Left to right: Me, my teacher Miss Jamie, and my friend Reem

How is Observing Ramadan Different in the United States Than Back Home

Izdehar Shtayat from Jordan studying at the University of Findlay shares how observing Ramadan in the United States is different than observing the holiday back home.

The month of Ramadan, which was revealed by the Holy Qur’an, is a month better than a thousand months, which turns man to his Creator and a lot of worship, prayer and supplication which means to abstain from food and drink from sunrise to sunset.

Ramadan is the month of blessings and good things to me and to all Muslims, where the man becomes closer to God and ask the Lord for forgiveness to remove past and future sins and all those who witness this month shall be a pure fast to God and accept God’s fast becoming as generated without his mother’s sins.

Ramadan’s special ritual in Jordan is when Jordanian people frequently pray, especially the Al-Tarawih prayer, increase their supplications, set up tasty banquets and visit family and friends. Some reside banquets on the side of the road – (called Al- Rahman banquets) – in order to travelers who are still on the way and to who did not realize the Maghreb’s prayer and eat at their homes and also for the poor and needy.

Also in the month of Ramadan, people read the Holy Qur’an in and out, distribute money to the poor and the needy, orphans and widows. For the month of Ramadan, the joy of a special atmosphere where all people are reluctant to hurt each other, whether in words or deeds, and intent to work daily with prayer and Blessings and return home early to prepare food for breakfast, then They go to mosques for prayers and Al- Tarawih prayers in mosques and some i’tikaaf (that’s means who remains throughout the month of Ramadan day and night to do prayers, read the Holy Qur’an, and calls his/ her Lord to forgive him/ her from his/ her sins).

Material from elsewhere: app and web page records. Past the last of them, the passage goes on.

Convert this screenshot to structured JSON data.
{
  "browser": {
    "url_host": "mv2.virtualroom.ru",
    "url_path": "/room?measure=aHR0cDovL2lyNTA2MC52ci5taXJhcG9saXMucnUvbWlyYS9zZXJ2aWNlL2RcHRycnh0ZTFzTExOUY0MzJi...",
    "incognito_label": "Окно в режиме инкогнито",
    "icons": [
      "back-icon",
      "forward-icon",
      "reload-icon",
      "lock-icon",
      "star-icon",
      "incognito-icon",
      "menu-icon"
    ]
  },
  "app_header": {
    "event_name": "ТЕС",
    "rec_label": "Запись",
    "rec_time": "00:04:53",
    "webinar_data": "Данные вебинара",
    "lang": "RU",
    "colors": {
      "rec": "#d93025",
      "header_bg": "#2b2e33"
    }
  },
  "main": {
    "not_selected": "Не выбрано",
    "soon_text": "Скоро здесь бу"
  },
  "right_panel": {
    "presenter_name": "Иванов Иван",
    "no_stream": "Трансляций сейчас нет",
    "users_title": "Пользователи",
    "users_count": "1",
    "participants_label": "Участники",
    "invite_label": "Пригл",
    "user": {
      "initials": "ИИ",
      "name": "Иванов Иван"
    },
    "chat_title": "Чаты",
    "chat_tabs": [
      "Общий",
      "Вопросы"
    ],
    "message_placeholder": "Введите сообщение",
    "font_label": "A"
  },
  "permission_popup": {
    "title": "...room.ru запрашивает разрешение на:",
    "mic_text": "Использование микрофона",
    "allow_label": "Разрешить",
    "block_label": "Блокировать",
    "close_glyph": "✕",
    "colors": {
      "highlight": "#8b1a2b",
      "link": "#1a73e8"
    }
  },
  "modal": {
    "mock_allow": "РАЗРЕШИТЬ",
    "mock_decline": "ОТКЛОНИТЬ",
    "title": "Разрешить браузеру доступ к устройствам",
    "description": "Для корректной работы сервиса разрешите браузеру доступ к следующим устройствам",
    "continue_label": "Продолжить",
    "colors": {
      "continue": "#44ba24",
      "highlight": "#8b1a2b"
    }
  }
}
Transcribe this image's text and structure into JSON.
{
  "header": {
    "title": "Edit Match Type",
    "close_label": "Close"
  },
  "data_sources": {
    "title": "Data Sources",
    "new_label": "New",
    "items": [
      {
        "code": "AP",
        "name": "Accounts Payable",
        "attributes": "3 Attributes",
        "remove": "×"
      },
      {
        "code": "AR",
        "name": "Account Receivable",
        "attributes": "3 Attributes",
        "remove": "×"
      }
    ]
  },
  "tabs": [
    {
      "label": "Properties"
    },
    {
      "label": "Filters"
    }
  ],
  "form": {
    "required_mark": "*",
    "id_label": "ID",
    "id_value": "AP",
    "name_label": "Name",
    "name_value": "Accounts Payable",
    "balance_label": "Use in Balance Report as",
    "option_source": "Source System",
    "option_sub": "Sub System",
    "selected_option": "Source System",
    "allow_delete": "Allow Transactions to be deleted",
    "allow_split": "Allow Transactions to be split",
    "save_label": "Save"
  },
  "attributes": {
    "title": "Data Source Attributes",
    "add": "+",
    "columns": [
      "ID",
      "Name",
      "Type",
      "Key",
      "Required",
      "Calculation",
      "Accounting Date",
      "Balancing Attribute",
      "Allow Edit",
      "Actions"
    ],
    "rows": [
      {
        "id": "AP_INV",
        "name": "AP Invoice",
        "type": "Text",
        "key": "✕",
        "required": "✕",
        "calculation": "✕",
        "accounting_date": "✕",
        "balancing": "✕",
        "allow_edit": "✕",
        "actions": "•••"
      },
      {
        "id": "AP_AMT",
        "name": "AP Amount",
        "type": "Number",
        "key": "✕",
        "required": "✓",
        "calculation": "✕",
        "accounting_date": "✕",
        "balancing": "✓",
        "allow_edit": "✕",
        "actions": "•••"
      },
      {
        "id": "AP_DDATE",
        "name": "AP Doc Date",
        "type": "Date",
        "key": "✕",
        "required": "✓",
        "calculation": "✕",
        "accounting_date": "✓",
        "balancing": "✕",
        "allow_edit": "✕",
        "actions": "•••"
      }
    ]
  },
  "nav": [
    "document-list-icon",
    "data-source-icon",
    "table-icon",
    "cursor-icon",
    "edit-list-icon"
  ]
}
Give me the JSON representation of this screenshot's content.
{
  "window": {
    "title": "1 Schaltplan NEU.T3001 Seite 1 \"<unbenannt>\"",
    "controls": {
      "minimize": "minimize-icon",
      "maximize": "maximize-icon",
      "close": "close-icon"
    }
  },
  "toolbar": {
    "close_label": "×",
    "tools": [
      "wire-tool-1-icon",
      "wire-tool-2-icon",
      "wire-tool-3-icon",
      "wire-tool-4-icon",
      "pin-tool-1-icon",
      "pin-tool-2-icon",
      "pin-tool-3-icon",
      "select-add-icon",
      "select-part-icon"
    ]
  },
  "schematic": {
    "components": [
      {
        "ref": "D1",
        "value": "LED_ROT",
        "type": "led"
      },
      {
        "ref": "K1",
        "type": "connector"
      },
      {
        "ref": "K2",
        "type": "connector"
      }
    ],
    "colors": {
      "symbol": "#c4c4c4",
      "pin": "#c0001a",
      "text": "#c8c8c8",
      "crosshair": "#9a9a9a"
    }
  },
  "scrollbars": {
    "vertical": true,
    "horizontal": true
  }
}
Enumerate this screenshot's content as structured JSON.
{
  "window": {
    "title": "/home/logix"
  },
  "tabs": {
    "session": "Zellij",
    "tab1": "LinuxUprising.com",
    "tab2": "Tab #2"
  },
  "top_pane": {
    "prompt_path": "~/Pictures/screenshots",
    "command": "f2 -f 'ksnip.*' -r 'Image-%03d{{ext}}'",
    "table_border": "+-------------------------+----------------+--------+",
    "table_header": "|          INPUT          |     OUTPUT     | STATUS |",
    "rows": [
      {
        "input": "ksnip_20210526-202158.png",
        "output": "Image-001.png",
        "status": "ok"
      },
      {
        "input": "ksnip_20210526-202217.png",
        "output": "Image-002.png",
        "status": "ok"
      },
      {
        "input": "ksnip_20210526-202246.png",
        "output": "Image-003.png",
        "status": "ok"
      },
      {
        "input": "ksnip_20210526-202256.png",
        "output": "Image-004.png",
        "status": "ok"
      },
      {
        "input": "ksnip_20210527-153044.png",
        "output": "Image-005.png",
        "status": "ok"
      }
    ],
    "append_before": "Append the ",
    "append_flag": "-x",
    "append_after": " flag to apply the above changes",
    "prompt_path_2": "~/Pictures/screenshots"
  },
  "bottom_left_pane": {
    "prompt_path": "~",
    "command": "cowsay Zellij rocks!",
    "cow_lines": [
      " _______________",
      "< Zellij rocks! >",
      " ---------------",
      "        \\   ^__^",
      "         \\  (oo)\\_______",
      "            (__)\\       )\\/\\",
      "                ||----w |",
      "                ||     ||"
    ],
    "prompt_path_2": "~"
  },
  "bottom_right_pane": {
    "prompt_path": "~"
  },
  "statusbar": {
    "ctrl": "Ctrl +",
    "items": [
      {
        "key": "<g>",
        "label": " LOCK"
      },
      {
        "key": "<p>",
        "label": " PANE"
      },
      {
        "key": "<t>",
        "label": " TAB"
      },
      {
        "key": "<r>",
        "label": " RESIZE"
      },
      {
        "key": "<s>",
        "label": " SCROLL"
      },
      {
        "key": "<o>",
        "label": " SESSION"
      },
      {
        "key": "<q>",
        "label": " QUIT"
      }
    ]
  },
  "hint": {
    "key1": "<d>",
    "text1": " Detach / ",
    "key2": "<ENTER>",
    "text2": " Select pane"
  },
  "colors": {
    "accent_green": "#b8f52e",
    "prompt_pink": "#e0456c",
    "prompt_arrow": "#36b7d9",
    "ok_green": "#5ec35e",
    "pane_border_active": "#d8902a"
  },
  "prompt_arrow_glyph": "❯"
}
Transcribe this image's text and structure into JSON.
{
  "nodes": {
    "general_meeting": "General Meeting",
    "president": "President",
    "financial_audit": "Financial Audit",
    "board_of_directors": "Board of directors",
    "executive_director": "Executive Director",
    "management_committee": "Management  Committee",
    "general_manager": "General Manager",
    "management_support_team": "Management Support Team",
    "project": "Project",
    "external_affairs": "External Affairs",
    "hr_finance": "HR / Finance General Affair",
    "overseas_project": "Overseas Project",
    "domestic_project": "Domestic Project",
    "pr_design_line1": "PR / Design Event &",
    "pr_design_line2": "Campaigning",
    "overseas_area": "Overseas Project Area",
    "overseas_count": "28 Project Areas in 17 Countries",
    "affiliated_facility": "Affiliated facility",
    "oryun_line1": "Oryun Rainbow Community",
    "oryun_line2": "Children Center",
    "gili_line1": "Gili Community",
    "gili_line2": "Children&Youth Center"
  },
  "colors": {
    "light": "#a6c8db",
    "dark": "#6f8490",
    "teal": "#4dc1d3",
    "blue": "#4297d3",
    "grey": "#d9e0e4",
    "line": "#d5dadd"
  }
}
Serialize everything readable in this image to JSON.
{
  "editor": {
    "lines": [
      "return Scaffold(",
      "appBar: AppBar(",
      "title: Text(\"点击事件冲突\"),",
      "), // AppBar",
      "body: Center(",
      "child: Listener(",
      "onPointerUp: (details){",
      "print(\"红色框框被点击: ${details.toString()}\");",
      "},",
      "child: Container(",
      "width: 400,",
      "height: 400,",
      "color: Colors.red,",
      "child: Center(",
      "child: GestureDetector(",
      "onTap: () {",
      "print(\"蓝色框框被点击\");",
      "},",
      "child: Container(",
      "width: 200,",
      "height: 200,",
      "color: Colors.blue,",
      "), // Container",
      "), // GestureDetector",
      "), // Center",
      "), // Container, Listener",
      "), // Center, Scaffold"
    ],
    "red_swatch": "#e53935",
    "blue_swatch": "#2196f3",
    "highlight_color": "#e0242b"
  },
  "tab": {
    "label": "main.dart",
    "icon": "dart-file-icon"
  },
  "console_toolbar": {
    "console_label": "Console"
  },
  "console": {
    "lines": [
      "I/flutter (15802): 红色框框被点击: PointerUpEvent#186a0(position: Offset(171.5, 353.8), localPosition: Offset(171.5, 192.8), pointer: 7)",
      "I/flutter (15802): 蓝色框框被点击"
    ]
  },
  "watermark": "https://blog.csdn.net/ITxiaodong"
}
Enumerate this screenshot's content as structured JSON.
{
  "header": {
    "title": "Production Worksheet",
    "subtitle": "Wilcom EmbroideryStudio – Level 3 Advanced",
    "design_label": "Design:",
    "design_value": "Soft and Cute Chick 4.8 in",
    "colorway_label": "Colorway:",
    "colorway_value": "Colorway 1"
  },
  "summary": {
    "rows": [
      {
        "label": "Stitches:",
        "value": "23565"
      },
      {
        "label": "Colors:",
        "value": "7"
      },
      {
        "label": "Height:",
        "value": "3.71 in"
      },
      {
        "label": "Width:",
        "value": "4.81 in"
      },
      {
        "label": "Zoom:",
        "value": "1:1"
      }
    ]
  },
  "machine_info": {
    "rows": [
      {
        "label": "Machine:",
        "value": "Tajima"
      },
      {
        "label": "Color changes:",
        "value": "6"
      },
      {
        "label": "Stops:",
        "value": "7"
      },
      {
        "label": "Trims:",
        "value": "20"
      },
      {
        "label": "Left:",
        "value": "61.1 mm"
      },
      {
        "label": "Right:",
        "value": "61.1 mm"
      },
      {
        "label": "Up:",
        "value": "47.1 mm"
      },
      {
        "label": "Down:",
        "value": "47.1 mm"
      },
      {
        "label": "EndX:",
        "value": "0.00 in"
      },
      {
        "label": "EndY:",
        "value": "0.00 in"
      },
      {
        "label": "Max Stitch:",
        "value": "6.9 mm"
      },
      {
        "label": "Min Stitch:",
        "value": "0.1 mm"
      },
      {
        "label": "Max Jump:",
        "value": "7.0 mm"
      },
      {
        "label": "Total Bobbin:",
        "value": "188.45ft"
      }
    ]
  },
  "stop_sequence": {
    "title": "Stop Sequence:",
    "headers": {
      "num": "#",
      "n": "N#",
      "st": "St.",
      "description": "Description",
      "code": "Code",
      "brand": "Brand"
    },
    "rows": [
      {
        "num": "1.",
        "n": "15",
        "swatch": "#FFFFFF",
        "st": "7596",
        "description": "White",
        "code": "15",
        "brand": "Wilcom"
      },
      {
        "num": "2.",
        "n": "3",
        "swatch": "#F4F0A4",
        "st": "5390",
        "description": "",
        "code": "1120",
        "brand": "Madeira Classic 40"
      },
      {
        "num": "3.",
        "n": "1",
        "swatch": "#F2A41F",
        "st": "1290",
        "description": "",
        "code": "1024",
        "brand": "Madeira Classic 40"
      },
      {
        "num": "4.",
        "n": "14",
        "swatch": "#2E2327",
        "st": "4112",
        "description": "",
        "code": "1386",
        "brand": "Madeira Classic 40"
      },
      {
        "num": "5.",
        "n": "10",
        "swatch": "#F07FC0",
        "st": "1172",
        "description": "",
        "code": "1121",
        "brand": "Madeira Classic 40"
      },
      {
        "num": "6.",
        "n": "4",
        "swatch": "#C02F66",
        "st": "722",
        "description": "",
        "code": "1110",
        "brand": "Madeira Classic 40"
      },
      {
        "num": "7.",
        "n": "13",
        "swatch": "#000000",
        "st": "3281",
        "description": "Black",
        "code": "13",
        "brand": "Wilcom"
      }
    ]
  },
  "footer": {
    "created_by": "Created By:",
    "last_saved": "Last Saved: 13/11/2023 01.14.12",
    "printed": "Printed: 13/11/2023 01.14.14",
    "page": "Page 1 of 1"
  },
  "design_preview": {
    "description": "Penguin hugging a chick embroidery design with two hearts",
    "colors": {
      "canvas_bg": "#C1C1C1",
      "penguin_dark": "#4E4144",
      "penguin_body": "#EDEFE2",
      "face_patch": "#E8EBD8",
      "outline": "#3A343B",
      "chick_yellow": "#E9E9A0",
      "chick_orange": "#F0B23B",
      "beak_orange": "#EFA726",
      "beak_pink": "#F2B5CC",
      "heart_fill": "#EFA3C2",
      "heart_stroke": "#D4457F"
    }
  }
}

This is the first time I spend the month of Ramadan out of my country Jordan, where I am now in the United States of America specifically in Findlay city, the atmosphere here is similar to the atmosphere of Ramadan in Jordan because the people here are naturally peaceful and don’t annoy each other. Some of them do not eat in front of Muslims out of respect for them and for their blessed month.

But I miss hearing the prayers which is authorized for Muslims to pray and that the Maghreb’s prayer to start eating. I have to know the time during the calendar to know the times of Maghreb’s prayer, Fajr prayer for eating and Al-Suhoor, abstaining from eating food when you hear the prayer of the second dawn. I have noticed that the fasting day here in America is longer than the fasting day in Jordan, approximately one hour. That means that the Jordanians fasted 15 hours a day while we fast for 16 hours in America.

Finally, I hope in this holy month that goodness prevails all over the world and love fills people’s hearts and I hope that God will forgive the sins of the foregoing and delayed and that all of us accept our fasting and that protects the Earth and all of who are on it. Amen.

Print Friendly